4- Recommendations
The power of Education is also an effective tool and should not be underestimated to clarify and present the issue, especially for young ages at schools and universities.
Awareness campaigns for families and the communities are highly recommended in order to change habits and make an impactful change. These will lead to stimulating a conscious attitude to reduce such an environmental threat.
Since the problem is well understood, the intention to act upon it will definitely make a difference.
One other possibility to solve the problem is the usage of biodegradable and reusable alternatives wherever you can: in food packaging, dishware, and office supplies. 

For example purchase locally made, nontoxic furnishings, this way you will do an investing in durable items that will have a long, healthy life. 

 And one more thing, recycle and upcycle as much as you can, as a consequence, it will save production energy and prevent the dumping of materials into the environment. 

Upcycling is a creative reuse of products, waste materials, and unwanted products. It’s about transforming something old into something chic and modern. Part of upcycling can be simple refurbishment, and part of it is re-styling it, by adding new covers, new coats of paint, and other new changes. 
Empower creative entrepreneurs and businesses interested in sustainability and taking action toward it. Those businesses have a responsibility to further the conversation around global climate change and take our environmental impact seriously.

5- Conclusion
Taking their individual steps should start from schools, NGOs, companies, and all sectors of the community. Thinking green and acting green is a fundamental attitude to reduce such an environmental threat. 
Education is the best way to solve such environmental problems. Here’s come the role of legislation and the enhancement of ecological consciousness through an awareness campaign, to ensure that businesses change their attitudes towards the problem.
 In the end, I’ll conclude with the following citation:
‘‘The last fallen mahogany would lie perceptibly on the landscape, and the last black rhino would be obvious in its loneliness, but a marine species may disappear beneath the waves unobserved and the sea would seem to roll on the same as always’’ (Ray, 1988, p. 45).

Beatley, T., 1991. Protecting biodiversity in coastal environments: introduction and overview.

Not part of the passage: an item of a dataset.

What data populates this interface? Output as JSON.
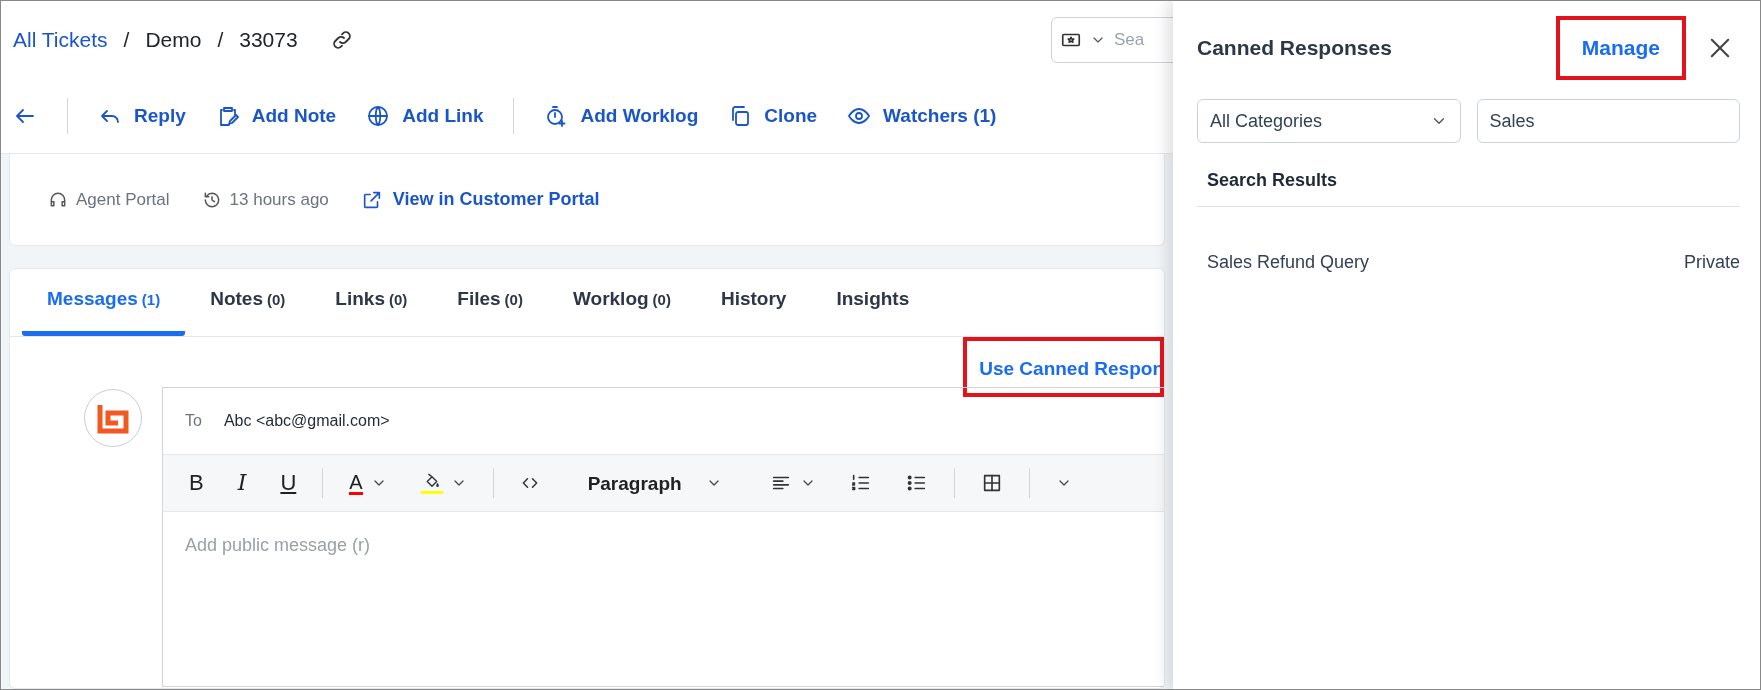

Coastal Management 19, 1–19.
Gorman, M., 1993. Environmental Hazards––Marine Pollution. ABCCLIO Inc, Santa Barbara.
Laist, D.W., 1987. Overview of the biological effects of lost and discarded plastic debris in the marine environment. Marine Pollution Bulletin 18, 319–326.
Lovejoy, T.E., 1997. Biodiversity: what is it? In: Reaka-Kudla, M.K., Wilson, D.E., Wilson, E.O. (Eds.), Biodiversity II: Understanding and Protecting our Biological Resources. Joseph Henry Press, Washington DC, pp. 7–14.
Pruter, A.T., 1987. Sources, quantities and distribution of persistent plastics in the marine environment. Marine Pollution Bulletin 18, 305–310.
Ray, G.C., 1988. Ecological diversity in coastal zones and oceans. In: Wilson, E.O., Peter, F.M. (Eds.), Biodiversity. National Academy Press, Washington DC, pp. 36–50.
Stefatos, A., Charalampakis, M., Papatheodorou, G., Ferentinos, G., 1999. Marine debris on the seafloor of the Mediterranean Sea: examples from two enclosed gulfs in Western Greece. Marine Pollution Bulletin 36, 389–393.
Wilber, R.J., 1987. Plastic in the North Atlantic. Oceanus 30, 61–68.
Contact Us
Social Media
© 2022 Copyrights BRIO bags